EXERCISE DESCRIPTION | All entries are to be given again verbatim.

Collection entries:
>>>

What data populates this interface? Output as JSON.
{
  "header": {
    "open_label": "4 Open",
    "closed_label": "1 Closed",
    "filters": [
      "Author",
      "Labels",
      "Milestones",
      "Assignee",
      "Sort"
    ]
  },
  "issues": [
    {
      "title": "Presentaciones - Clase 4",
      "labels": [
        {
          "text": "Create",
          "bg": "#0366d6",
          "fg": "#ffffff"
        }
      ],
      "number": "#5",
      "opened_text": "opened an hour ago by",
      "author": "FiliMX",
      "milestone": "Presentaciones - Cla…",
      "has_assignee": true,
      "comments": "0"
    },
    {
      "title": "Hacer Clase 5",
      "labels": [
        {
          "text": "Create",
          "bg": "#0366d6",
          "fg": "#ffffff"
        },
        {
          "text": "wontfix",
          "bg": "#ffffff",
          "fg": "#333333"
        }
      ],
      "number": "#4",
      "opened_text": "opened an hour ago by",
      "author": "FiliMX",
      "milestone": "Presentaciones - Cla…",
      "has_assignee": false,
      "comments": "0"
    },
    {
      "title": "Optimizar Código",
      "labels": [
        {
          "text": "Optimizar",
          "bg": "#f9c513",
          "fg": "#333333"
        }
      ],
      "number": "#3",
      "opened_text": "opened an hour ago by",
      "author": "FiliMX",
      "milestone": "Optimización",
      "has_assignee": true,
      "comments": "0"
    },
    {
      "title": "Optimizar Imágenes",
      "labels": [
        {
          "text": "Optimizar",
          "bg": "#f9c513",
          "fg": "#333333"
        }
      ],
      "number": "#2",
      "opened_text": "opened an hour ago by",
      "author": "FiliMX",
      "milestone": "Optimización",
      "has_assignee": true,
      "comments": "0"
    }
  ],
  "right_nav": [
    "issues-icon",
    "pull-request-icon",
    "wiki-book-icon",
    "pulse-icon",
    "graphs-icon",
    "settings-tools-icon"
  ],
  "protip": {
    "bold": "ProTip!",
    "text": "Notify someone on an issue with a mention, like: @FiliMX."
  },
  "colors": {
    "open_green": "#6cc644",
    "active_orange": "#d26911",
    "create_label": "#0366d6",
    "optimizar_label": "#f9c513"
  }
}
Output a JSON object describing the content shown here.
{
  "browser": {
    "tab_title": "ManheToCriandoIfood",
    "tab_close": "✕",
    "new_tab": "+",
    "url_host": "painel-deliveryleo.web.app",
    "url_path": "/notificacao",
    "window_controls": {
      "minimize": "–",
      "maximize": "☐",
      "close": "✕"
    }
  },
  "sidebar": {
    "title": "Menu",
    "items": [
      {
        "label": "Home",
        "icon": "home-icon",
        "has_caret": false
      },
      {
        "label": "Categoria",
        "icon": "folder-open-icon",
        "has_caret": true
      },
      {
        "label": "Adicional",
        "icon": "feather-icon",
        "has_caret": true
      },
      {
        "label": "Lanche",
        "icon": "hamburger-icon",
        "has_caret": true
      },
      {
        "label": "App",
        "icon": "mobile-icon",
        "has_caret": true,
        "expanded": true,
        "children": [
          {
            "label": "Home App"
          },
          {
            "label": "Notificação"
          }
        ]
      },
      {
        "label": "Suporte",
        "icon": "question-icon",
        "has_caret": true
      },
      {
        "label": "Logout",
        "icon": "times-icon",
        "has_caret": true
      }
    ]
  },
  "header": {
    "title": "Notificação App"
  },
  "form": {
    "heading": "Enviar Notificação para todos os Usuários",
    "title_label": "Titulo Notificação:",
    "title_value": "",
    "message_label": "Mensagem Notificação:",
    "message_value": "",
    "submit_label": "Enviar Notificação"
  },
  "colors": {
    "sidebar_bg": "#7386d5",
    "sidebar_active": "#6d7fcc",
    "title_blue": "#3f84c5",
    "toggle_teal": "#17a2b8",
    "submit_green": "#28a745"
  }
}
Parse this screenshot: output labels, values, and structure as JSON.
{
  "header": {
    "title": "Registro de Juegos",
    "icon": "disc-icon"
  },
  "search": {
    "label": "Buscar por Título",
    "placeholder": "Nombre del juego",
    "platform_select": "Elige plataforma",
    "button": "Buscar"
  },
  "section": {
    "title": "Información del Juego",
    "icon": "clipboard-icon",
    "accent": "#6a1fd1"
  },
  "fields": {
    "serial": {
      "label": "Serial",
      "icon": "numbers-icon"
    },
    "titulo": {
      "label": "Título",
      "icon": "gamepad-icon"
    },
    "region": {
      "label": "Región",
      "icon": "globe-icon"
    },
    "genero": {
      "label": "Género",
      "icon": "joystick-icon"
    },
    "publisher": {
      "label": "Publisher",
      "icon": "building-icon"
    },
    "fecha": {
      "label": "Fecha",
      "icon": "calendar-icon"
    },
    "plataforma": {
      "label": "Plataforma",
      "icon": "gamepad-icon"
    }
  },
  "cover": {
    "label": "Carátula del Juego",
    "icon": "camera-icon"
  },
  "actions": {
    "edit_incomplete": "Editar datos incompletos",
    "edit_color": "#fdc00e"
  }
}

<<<

SOLUTION TO THE EXERCISE |
What data populates this interface? Output as JSON.
{
  "header": {
    "open_label": "4 Open",
    "closed_label": "1 Closed",
    "filters": [
      "Author",
      "Labels",
      "Milestones",
      "Assignee",
      "Sort"
    ]
  },
  "issues": [
    {
      "title": "Presentaciones - Clase 4",
      "labels": [
        {
          "text": "Create",
          "bg": "#0366d6",
          "fg": "#ffffff"
        }
      ],
      "number": "#5",
      "opened_text": "opened an hour ago by",
      "author": "FiliMX",
      "milestone": "Presentaciones - Cla…",
      "has_assignee": true,
      "comments": "0"
    },
    {
      "title": "Hacer Clase 5",
      "labels": [
        {
          "text": "Create",
          "bg": "#0366d6",
          "fg": "#ffffff"
        },
        {
          "text": "wontfix",
          "bg": "#ffffff",
          "fg": "#333333"
        }
      ],
      "number": "#4",
      "opened_text": "opened an hour ago by",
      "author": "FiliMX",
      "milestone": "Presentaciones - Cla…",
      "has_assignee": false,
      "comments": "0"
    },
    {
      "title": "Optimizar Código",
      "labels": [
        {
          "text": "Optimizar",
          "bg": "#f9c513",
          "fg": "#333333"
        }
      ],
      "number": "#3",
      "opened_text": "opened an hour ago by",
      "author": "FiliMX",
      "milestone": "Optimización",
      "has_assignee": true,
      "comments": "0"
    },
    {
      "title": "Optimizar Imágenes",
      "labels": [
        {
          "text": "Optimizar",
          "bg": "#f9c513",
          "fg": "#333333"
        }
      ],
      "number": "#2",
      "opened_text": "opened an hour ago by",
      "author": "FiliMX",
      "milestone": "Optimización",
      "has_assignee": true,
      "comments": "0"
    }
  ],
  "right_nav": [
    "issues-icon",
    "pull-request-icon",
    "wiki-book-icon",
    "pulse-icon",
    "graphs-icon",
    "settings-tools-icon"
  ],
  "protip": {
    "bold": "ProTip!",
    "text": "Notify someone on an issue with a mention, like: @FiliMX."
  },
  "colors": {
    "open_green": "#6cc644",
    "active_orange": "#d26911",
    "create_label": "#0366d6",
    "optimizar_label": "#f9c513"
  }
}
Output a JSON object describing the content shown here.
{
  "browser": {
    "tab_title": "ManheToCriandoIfood",
    "tab_close": "✕",
    "new_tab": "+",
    "url_host": "painel-deliveryleo.web.app",
    "url_path": "/notificacao",
    "window_controls": {
      "minimize": "–",
      "maximize": "☐",
      "close": "✕"
    }
  },
  "sidebar": {
    "title": "Menu",
    "items": [
      {
        "label": "Home",
        "icon": "home-icon",
        "has_caret": false
      },
      {
        "label": "Categoria",
        "icon": "folder-open-icon",
        "has_caret": true
      },
      {
        "label": "Adicional",
        "icon": "feather-icon",
        "has_caret": true
      },
      {
        "label": "Lanche",
        "icon": "hamburger-icon",
        "has_caret": true
      },
      {
        "label": "App",
        "icon": "mobile-icon",
        "has_caret": true,
        "expanded": true,
        "children": [
          {
            "label": "Home App"
          },
          {
            "label": "Notificação"
          }
        ]
      },
      {
        "label": "Suporte",
        "icon": "question-icon",
        "has_caret": true
      },
      {
        "label": "Logout",
        "icon": "times-icon",
        "has_caret": true
      }
    ]
  },
  "header": {
    "title": "Notificação App"
  },
  "form": {
    "heading": "Enviar Notificação para todos os Usuários",
    "title_label": "Titulo Notificação:",
    "title_value": "",
    "message_label": "Mensagem Notificação:",
    "message_value": "",
    "submit_label": "Enviar Notificação"
  },
  "colors": {
    "sidebar_bg": "#7386d5",
    "sidebar_active": "#6d7fcc",
    "title_blue": "#3f84c5",
    "toggle_teal": "#17a2b8",
    "submit_green": "#28a745"
  }
}
Parse this screenshot: output labels, values, and structure as JSON.
{
  "header": {
    "title": "Registro de Juegos",
    "icon": "disc-icon"
  },
  "search": {
    "label": "Buscar por Título",
    "placeholder": "Nombre del juego",
    "platform_select": "Elige plataforma",
    "button": "Buscar"
  },
  "section": {
    "title": "Información del Juego",
    "icon": "clipboard-icon",
    "accent": "#6a1fd1"
  },
  "fields": {
    "serial": {
      "label": "Serial",
      "icon": "numbers-icon"
    },
    "titulo": {
      "label": "Título",
      "icon": "gamepad-icon"
    },
    "region": {
      "label": "Región",
      "icon": "globe-icon"
    },
    "genero": {
      "label": "Género",
      "icon": "joystick-icon"
    },
    "publisher": {
      "label": "Publisher",
      "icon": "building-icon"
    },
    "fecha": {
      "label": "Fecha",
      "icon": "calendar-icon"
    },
    "plataforma": {
      "label": "Plataforma",
      "icon": "gamepad-icon"
    }
  },
  "cover": {
    "label": "Carátula del Juego",
    "icon": "camera-icon"
  },
  "actions": {
    "edit_incomplete": "Editar datos incompletos",
    "edit_color": "#fdc00e"
  }
}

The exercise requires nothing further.